Self-taught artist Guillaume Bijl (b.1946, Antwerp), is mostly recognized for his alternative take on conceptual art, his desire to directly engage the viewer, and his Transformation Installations started in the late 1970s. In these works he realizes meticulous imitations of everyday realities in galleries and museums, mainly focusing on trade and exchange locations—whether in commodities, information, or skills. Built around a comprehensive essay by John C. Welchman entitled "Jumps of the Cat: Guillaume Bijl's Simulation Therapy," this reference monograph, published by JRP|Ringier, reveals the scope of his thinking and art during the last four decades.
Past Realization: Essays on Contemporary European Art XX–XXI, Vol. 1, published by Sternberg Press, is a collection of dynamic and engaged writings by Welchman on a range of contemporary European artists: Vasco Araújo, Cosima von Bonin, Jan De Cock, Orshi Drozdik, Susan Hiller, Andy Hope 1930, Michael Kunze, Nathaniel Mellors, Miguel Palma, José Álvaro Perdices, Sascha Pohle, Thomas Raat, Nicola Stäglich, and Xavier Veilhan. Anchored in concerns that emerged in the late 1960s and 1970s, Welchman poses thoughtful and provocative questions about how these artists receive and negotiate the social and aesthetic histories through which they live and work.
A specialist in the Californian art scene, on Paul McCarthy, and Mike Kelley (whose complete writings he edited), John C. Welchman is a modern and contemporary art historian, a critical theoretician, and a curator. He is Professor of Modern Art History in the Visual Arts Department at the University of California, San Diego.
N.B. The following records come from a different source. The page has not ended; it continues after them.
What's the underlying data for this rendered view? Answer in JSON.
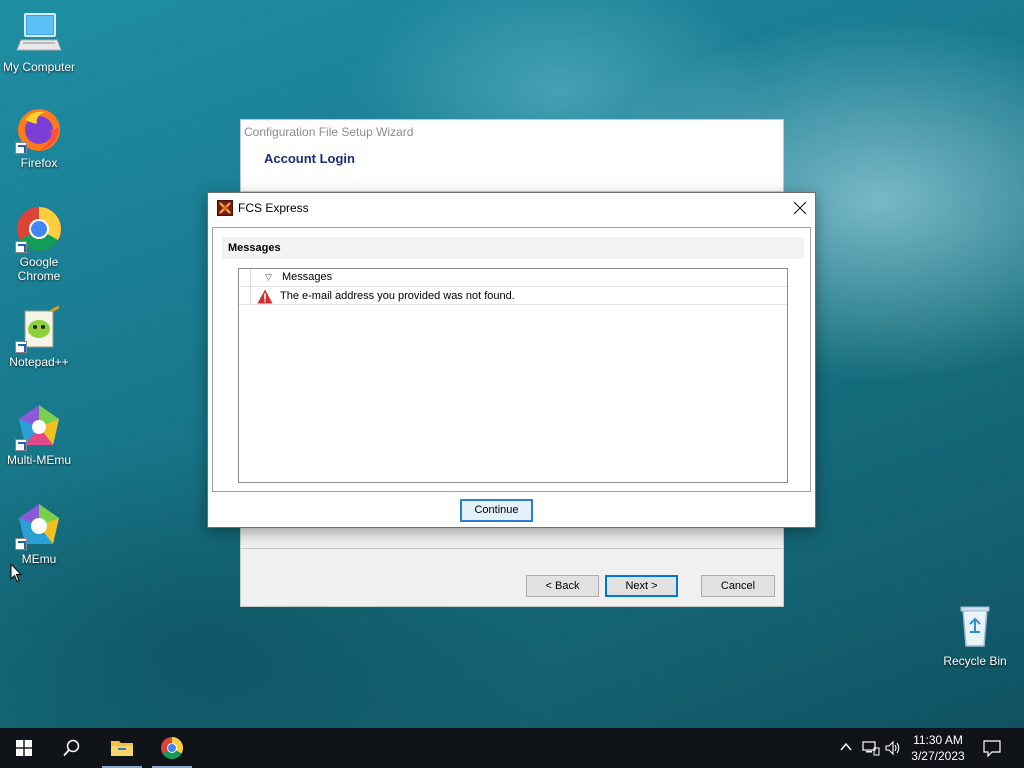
{
  "desktop": {
    "icons": [
      {
        "label": "My Computer"
      },
      {
        "label": "Firefox"
      },
      {
        "label": "Google Chrome"
      },
      {
        "label": "Notepad++"
      },
      {
        "label": "Multi-MEmu"
      },
      {
        "label": "MEmu"
      }
    ],
    "recycle_bin_label": "Recycle Bin"
  },
  "wizard": {
    "title": "Configuration File Setup Wizard",
    "step_title": "Account Login",
    "back_label": "< Back",
    "next_label": "Next >",
    "cancel_label": "Cancel"
  },
  "dialog": {
    "title": "FCS Express",
    "section_header": "Messages",
    "tree_header": "Messages",
    "message_text": "The e-mail address you provided was not found.",
    "continue_label": "Continue"
  },
  "taskbar": {
    "time": "11:30 AM",
    "date": "3/27/2023",
    "pinned": [
      "file-explorer-icon",
      "chrome-icon"
    ]
  },
  "colors": {
    "accent": "#0078d7",
    "wizard_step_title": "#1a2a80",
    "warning_red": "#d32f2f"
  }
}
Organized in collaboration with HISK – Higher Institute for Fine Arts in Ghent